**Description of the task**
What is the number of lines below that include the string "JSON"? Provide that number alone.

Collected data
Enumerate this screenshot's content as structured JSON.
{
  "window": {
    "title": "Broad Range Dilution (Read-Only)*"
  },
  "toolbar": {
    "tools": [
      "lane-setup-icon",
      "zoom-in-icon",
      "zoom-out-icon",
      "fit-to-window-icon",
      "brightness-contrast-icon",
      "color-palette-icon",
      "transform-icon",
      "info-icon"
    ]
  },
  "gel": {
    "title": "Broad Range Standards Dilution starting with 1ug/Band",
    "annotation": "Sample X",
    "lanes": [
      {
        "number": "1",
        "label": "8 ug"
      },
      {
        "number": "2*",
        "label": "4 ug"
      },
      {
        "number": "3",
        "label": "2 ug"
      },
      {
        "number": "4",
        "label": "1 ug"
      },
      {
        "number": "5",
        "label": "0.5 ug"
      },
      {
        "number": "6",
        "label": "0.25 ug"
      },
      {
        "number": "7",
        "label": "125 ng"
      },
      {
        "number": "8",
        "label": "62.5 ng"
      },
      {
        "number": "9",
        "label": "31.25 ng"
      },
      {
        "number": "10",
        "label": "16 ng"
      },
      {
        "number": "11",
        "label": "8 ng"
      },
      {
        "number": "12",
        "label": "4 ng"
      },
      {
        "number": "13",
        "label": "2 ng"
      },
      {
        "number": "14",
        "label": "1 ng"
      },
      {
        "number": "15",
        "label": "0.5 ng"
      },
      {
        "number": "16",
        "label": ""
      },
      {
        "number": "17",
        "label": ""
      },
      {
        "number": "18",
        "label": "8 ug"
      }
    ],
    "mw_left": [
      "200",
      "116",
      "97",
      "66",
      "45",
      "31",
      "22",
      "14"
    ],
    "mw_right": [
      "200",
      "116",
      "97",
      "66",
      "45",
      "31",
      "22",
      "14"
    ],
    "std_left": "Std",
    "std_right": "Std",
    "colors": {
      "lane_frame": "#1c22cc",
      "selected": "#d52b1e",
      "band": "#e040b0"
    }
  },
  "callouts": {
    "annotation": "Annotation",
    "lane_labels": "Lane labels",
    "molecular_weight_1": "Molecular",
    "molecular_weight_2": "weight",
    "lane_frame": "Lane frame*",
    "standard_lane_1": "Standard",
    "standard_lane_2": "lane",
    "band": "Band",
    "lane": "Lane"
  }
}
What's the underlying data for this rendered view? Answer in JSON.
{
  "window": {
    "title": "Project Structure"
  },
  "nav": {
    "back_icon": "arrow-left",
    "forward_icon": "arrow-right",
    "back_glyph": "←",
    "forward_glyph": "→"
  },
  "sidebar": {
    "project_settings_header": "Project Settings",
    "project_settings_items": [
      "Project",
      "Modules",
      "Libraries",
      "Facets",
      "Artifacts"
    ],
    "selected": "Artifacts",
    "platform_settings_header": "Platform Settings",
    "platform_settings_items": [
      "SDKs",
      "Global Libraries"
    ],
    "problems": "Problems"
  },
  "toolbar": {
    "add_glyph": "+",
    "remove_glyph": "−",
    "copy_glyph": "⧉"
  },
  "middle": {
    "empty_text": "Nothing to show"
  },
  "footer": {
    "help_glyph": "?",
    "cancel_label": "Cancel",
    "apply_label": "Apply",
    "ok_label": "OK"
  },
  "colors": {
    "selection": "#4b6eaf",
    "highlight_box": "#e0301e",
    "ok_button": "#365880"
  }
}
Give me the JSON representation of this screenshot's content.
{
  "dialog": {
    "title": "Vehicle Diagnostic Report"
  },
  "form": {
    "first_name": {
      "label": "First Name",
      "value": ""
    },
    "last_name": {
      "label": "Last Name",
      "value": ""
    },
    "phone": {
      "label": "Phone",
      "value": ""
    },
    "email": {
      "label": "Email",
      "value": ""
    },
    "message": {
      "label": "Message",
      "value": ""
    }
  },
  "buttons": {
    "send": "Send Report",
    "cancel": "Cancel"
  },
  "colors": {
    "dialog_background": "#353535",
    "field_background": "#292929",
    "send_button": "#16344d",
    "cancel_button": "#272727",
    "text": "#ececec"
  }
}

**Reply to the task**
3